Dataset entries:
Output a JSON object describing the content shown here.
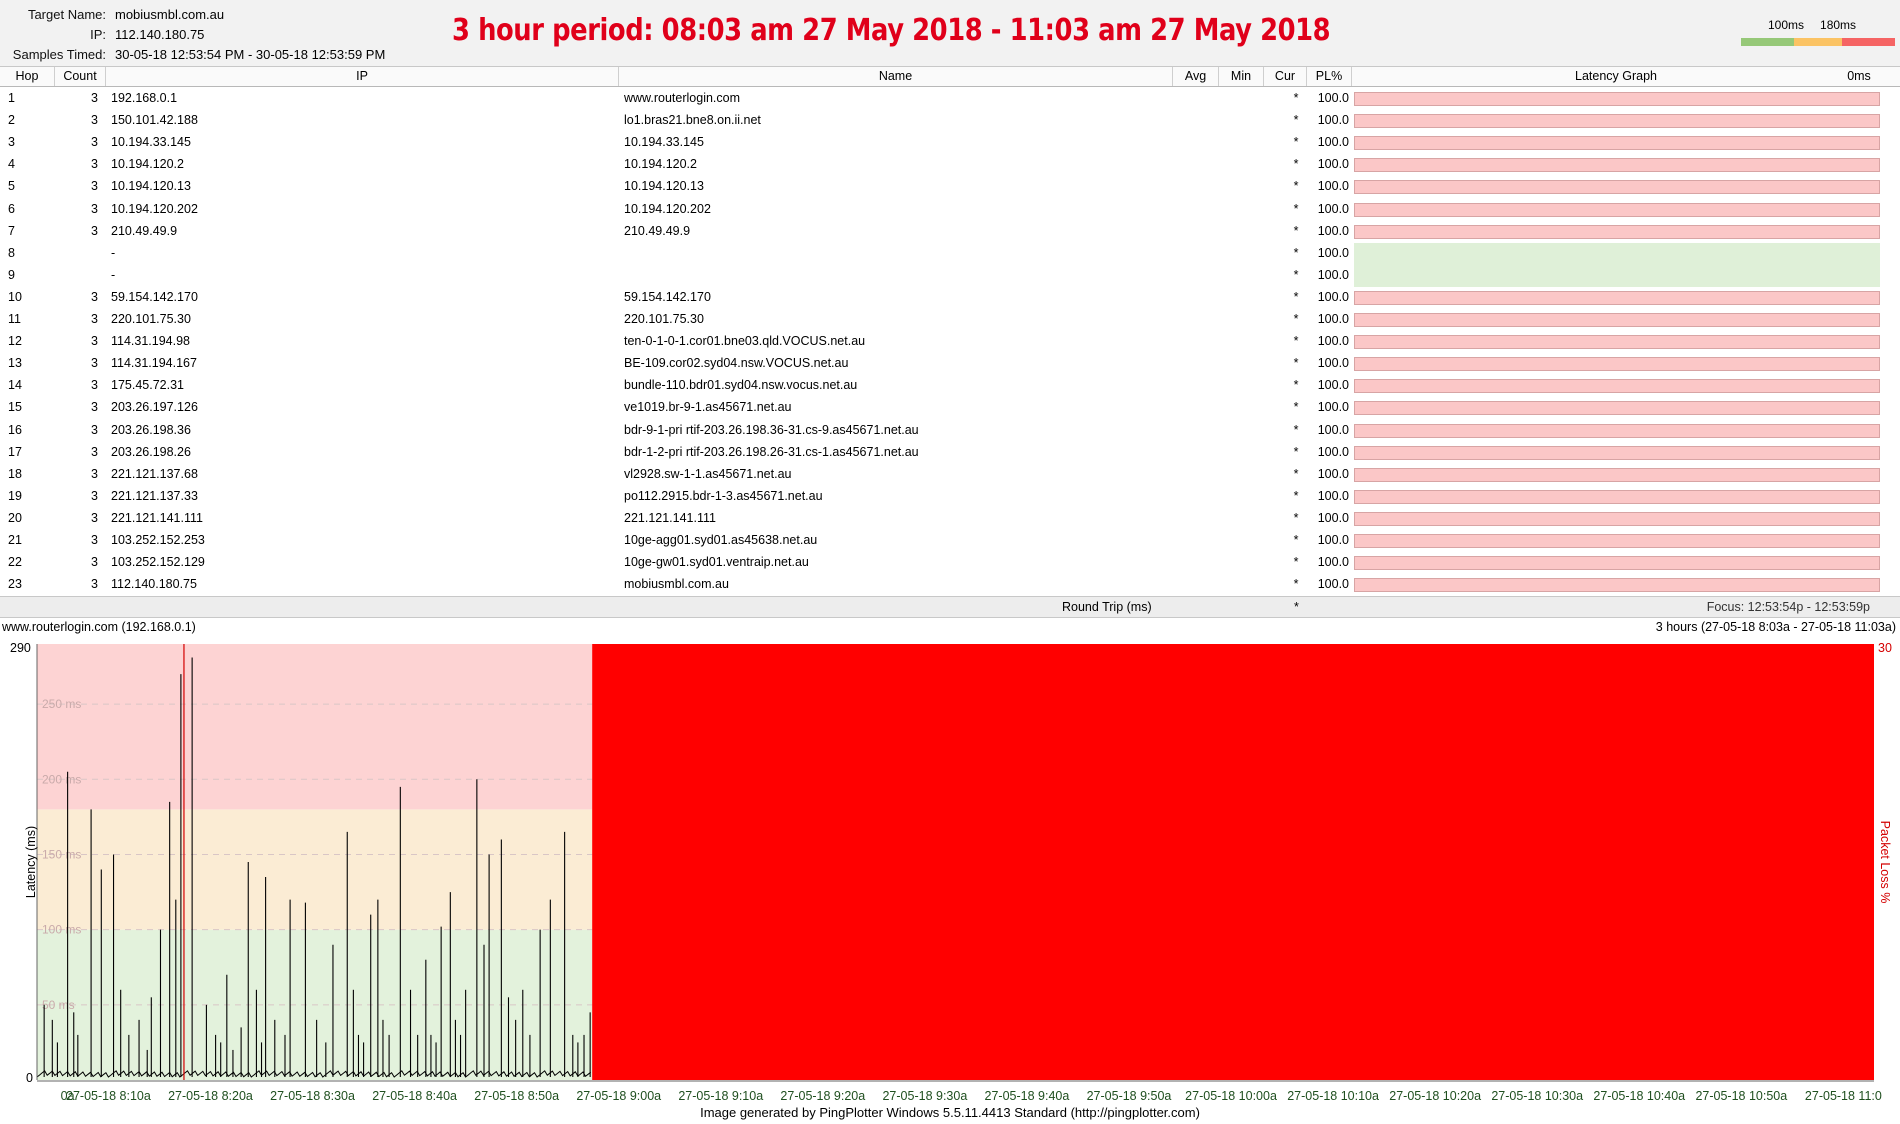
{
  "colors": {
    "accent_red": "#e0001a",
    "loss_fill": "#ff0000",
    "zone_good": "#e3f2dc",
    "zone_warn": "#fbecd4",
    "zone_bad": "#fdd3d3",
    "row_loss": "#fbc7c7",
    "row_empty": "#dff0d8",
    "legend_green": "#96c878",
    "legend_yellow": "#fbc364",
    "legend_red": "#f56464",
    "row_alt_bg": "#ffffff"
  },
  "header": {
    "target_label": "Target Name:",
    "target_value": "mobiusmbl.com.au",
    "ip_label": "IP:",
    "ip_value": "112.140.180.75",
    "samples_label": "Samples Timed:",
    "samples_value": "30-05-18 12:53:54 PM - 30-05-18 12:53:59 PM",
    "period_title": "3 hour period:  08:03 am 27 May 2018 - 11:03 am 27 May 2018",
    "legend_low": "100ms",
    "legend_high": "180ms"
  },
  "table": {
    "columns": [
      "Hop",
      "Count",
      "IP",
      "Name",
      "Avg",
      "Min",
      "Cur",
      "PL%",
      "Latency Graph",
      "0ms"
    ],
    "rows": [
      {
        "hop": "1",
        "count": "3",
        "ip": "192.168.0.1",
        "name": "www.routerlogin.com",
        "cur": "*",
        "pl": "100.0",
        "state": "loss"
      },
      {
        "hop": "2",
        "count": "3",
        "ip": "150.101.42.188",
        "name": "lo1.bras21.bne8.on.ii.net",
        "cur": "*",
        "pl": "100.0",
        "state": "loss"
      },
      {
        "hop": "3",
        "count": "3",
        "ip": "10.194.33.145",
        "name": "10.194.33.145",
        "cur": "*",
        "pl": "100.0",
        "state": "loss"
      },
      {
        "hop": "4",
        "count": "3",
        "ip": "10.194.120.2",
        "name": "10.194.120.2",
        "cur": "*",
        "pl": "100.0",
        "state": "loss"
      },
      {
        "hop": "5",
        "count": "3",
        "ip": "10.194.120.13",
        "name": "10.194.120.13",
        "cur": "*",
        "pl": "100.0",
        "state": "loss"
      },
      {
        "hop": "6",
        "count": "3",
        "ip": "10.194.120.202",
        "name": "10.194.120.202",
        "cur": "*",
        "pl": "100.0",
        "state": "loss"
      },
      {
        "hop": "7",
        "count": "3",
        "ip": "210.49.49.9",
        "name": "210.49.49.9",
        "cur": "*",
        "pl": "100.0",
        "state": "loss"
      },
      {
        "hop": "8",
        "count": "",
        "ip": "-",
        "name": "",
        "cur": "*",
        "pl": "100.0",
        "state": "empty"
      },
      {
        "hop": "9",
        "count": "",
        "ip": "-",
        "name": "",
        "cur": "*",
        "pl": "100.0",
        "state": "empty"
      },
      {
        "hop": "10",
        "count": "3",
        "ip": "59.154.142.170",
        "name": "59.154.142.170",
        "cur": "*",
        "pl": "100.0",
        "state": "loss"
      },
      {
        "hop": "11",
        "count": "3",
        "ip": "220.101.75.30",
        "name": "220.101.75.30",
        "cur": "*",
        "pl": "100.0",
        "state": "loss"
      },
      {
        "hop": "12",
        "count": "3",
        "ip": "114.31.194.98",
        "name": "ten-0-1-0-1.cor01.bne03.qld.VOCUS.net.au",
        "cur": "*",
        "pl": "100.0",
        "state": "loss"
      },
      {
        "hop": "13",
        "count": "3",
        "ip": "114.31.194.167",
        "name": "BE-109.cor02.syd04.nsw.VOCUS.net.au",
        "cur": "*",
        "pl": "100.0",
        "state": "loss"
      },
      {
        "hop": "14",
        "count": "3",
        "ip": "175.45.72.31",
        "name": "bundle-110.bdr01.syd04.nsw.vocus.net.au",
        "cur": "*",
        "pl": "100.0",
        "state": "loss"
      },
      {
        "hop": "15",
        "count": "3",
        "ip": "203.26.197.126",
        "name": "ve1019.br-9-1.as45671.net.au",
        "cur": "*",
        "pl": "100.0",
        "state": "loss"
      },
      {
        "hop": "16",
        "count": "3",
        "ip": "203.26.198.36",
        "name": "bdr-9-1-pri rtif-203.26.198.36-31.cs-9.as45671.net.au",
        "cur": "*",
        "pl": "100.0",
        "state": "loss"
      },
      {
        "hop": "17",
        "count": "3",
        "ip": "203.26.198.26",
        "name": "bdr-1-2-pri rtif-203.26.198.26-31.cs-1.as45671.net.au",
        "cur": "*",
        "pl": "100.0",
        "state": "loss"
      },
      {
        "hop": "18",
        "count": "3",
        "ip": "221.121.137.68",
        "name": "vl2928.sw-1-1.as45671.net.au",
        "cur": "*",
        "pl": "100.0",
        "state": "loss"
      },
      {
        "hop": "19",
        "count": "3",
        "ip": "221.121.137.33",
        "name": "po112.2915.bdr-1-3.as45671.net.au",
        "cur": "*",
        "pl": "100.0",
        "state": "loss"
      },
      {
        "hop": "20",
        "count": "3",
        "ip": "221.121.141.111",
        "name": "221.121.141.111",
        "cur": "*",
        "pl": "100.0",
        "state": "loss"
      },
      {
        "hop": "21",
        "count": "3",
        "ip": "103.252.152.253",
        "name": "10ge-agg01.syd01.as45638.net.au",
        "cur": "*",
        "pl": "100.0",
        "state": "loss"
      },
      {
        "hop": "22",
        "count": "3",
        "ip": "103.252.152.129",
        "name": "10ge-gw01.syd01.ventraip.net.au",
        "cur": "*",
        "pl": "100.0",
        "state": "loss"
      },
      {
        "hop": "23",
        "count": "3",
        "ip": "112.140.180.75",
        "name": "mobiusmbl.com.au",
        "cur": "*",
        "pl": "100.0",
        "state": "loss"
      }
    ],
    "roundtrip_label": "Round Trip (ms)",
    "roundtrip_cur": "*",
    "focus_label": "Focus: 12:53:54p - 12:53:59p"
  },
  "chart": {
    "title": "www.routerlogin.com (192.168.0.1)",
    "range_label": "3 hours (27-05-18 8:03a - 27-05-18 11:03a)"
  },
  "chart_data": {
    "type": "line",
    "ylabel": "Latency (ms)",
    "y2label": "Packet Loss %",
    "ylim": [
      0,
      290
    ],
    "y_top_label": "290",
    "y_bottom_label": "0",
    "y2_top_label": "30",
    "gridlines": [
      "250 ms",
      "200 ms",
      "150 ms",
      "100 ms",
      "50 ms"
    ],
    "gridline_values": [
      250,
      200,
      150,
      100,
      50
    ],
    "zones": [
      {
        "name": "good",
        "from": 0,
        "to": 100
      },
      {
        "name": "warn",
        "from": 100,
        "to": 180
      },
      {
        "name": "bad",
        "from": 180,
        "to": 290
      }
    ],
    "x_range_minutes": [
      0,
      180
    ],
    "x_ticks": [
      "0a",
      "27-05-18 8:10a",
      "27-05-18 8:20a",
      "27-05-18 8:30a",
      "27-05-18 8:40a",
      "27-05-18 8:50a",
      "27-05-18 9:00a",
      "27-05-18 9:10a",
      "27-05-18 9:20a",
      "27-05-18 9:30a",
      "27-05-18 9:40a",
      "27-05-18 9:50a",
      "27-05-18 10:00a",
      "27-05-18 10:10a",
      "27-05-18 10:20a",
      "27-05-18 10:30a",
      "27-05-18 10:40a",
      "27-05-18 10:50a",
      "27-05-18 11:0"
    ],
    "x_tick_minutes": [
      3,
      7,
      17,
      27,
      37,
      47,
      57,
      67,
      77,
      87,
      97,
      107,
      117,
      127,
      137,
      147,
      157,
      167,
      177
    ],
    "loss_start_minute": 54.4,
    "marker_minute": 14.4,
    "spikes": [
      {
        "minute": 0.7,
        "ms": 50
      },
      {
        "minute": 1.5,
        "ms": 40
      },
      {
        "minute": 2.0,
        "ms": 25
      },
      {
        "minute": 3.0,
        "ms": 205
      },
      {
        "minute": 3.6,
        "ms": 45
      },
      {
        "minute": 4.0,
        "ms": 30
      },
      {
        "minute": 5.3,
        "ms": 180
      },
      {
        "minute": 6.3,
        "ms": 140
      },
      {
        "minute": 7.5,
        "ms": 150
      },
      {
        "minute": 8.2,
        "ms": 60
      },
      {
        "minute": 9.0,
        "ms": 30
      },
      {
        "minute": 10.0,
        "ms": 40
      },
      {
        "minute": 10.8,
        "ms": 20
      },
      {
        "minute": 11.2,
        "ms": 55
      },
      {
        "minute": 12.1,
        "ms": 100
      },
      {
        "minute": 13.0,
        "ms": 185
      },
      {
        "minute": 13.6,
        "ms": 120
      },
      {
        "minute": 14.1,
        "ms": 270
      },
      {
        "minute": 15.2,
        "ms": 281
      },
      {
        "minute": 16.6,
        "ms": 50
      },
      {
        "minute": 17.5,
        "ms": 30
      },
      {
        "minute": 18.0,
        "ms": 25
      },
      {
        "minute": 18.6,
        "ms": 70
      },
      {
        "minute": 19.2,
        "ms": 20
      },
      {
        "minute": 20.0,
        "ms": 35
      },
      {
        "minute": 20.7,
        "ms": 145
      },
      {
        "minute": 21.5,
        "ms": 60
      },
      {
        "minute": 22.0,
        "ms": 25
      },
      {
        "minute": 22.4,
        "ms": 135
      },
      {
        "minute": 23.3,
        "ms": 40
      },
      {
        "minute": 24.3,
        "ms": 30
      },
      {
        "minute": 24.8,
        "ms": 120
      },
      {
        "minute": 26.3,
        "ms": 118
      },
      {
        "minute": 27.4,
        "ms": 40
      },
      {
        "minute": 28.3,
        "ms": 25
      },
      {
        "minute": 29.0,
        "ms": 90
      },
      {
        "minute": 30.4,
        "ms": 165
      },
      {
        "minute": 31.0,
        "ms": 60
      },
      {
        "minute": 31.5,
        "ms": 30
      },
      {
        "minute": 32.0,
        "ms": 25
      },
      {
        "minute": 32.7,
        "ms": 110
      },
      {
        "minute": 33.4,
        "ms": 120
      },
      {
        "minute": 33.9,
        "ms": 40
      },
      {
        "minute": 34.5,
        "ms": 30
      },
      {
        "minute": 35.6,
        "ms": 195
      },
      {
        "minute": 36.6,
        "ms": 60
      },
      {
        "minute": 37.3,
        "ms": 30
      },
      {
        "minute": 38.1,
        "ms": 80
      },
      {
        "minute": 38.6,
        "ms": 30
      },
      {
        "minute": 39.1,
        "ms": 25
      },
      {
        "minute": 39.6,
        "ms": 102
      },
      {
        "minute": 40.5,
        "ms": 125
      },
      {
        "minute": 41.0,
        "ms": 40
      },
      {
        "minute": 41.5,
        "ms": 30
      },
      {
        "minute": 42.0,
        "ms": 60
      },
      {
        "minute": 43.1,
        "ms": 200
      },
      {
        "minute": 43.8,
        "ms": 90
      },
      {
        "minute": 44.3,
        "ms": 150
      },
      {
        "minute": 45.5,
        "ms": 160
      },
      {
        "minute": 46.2,
        "ms": 55
      },
      {
        "minute": 46.9,
        "ms": 40
      },
      {
        "minute": 47.6,
        "ms": 60
      },
      {
        "minute": 48.3,
        "ms": 30
      },
      {
        "minute": 49.3,
        "ms": 100
      },
      {
        "minute": 50.3,
        "ms": 120
      },
      {
        "minute": 51.7,
        "ms": 165
      },
      {
        "minute": 52.5,
        "ms": 30
      },
      {
        "minute": 53.0,
        "ms": 25
      },
      {
        "minute": 53.6,
        "ms": 30
      },
      {
        "minute": 54.2,
        "ms": 45
      }
    ]
  },
  "footer": {
    "text": "Image generated by PingPlotter Windows 5.5.11.4413 Standard (http://pingplotter.com)"
  }
}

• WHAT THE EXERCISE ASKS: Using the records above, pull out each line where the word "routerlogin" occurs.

• ANSWER FOR THE TASK:
        "name": "www.routerlogin.com",
    "title": "www.routerlogin.com (192.168.0.1)",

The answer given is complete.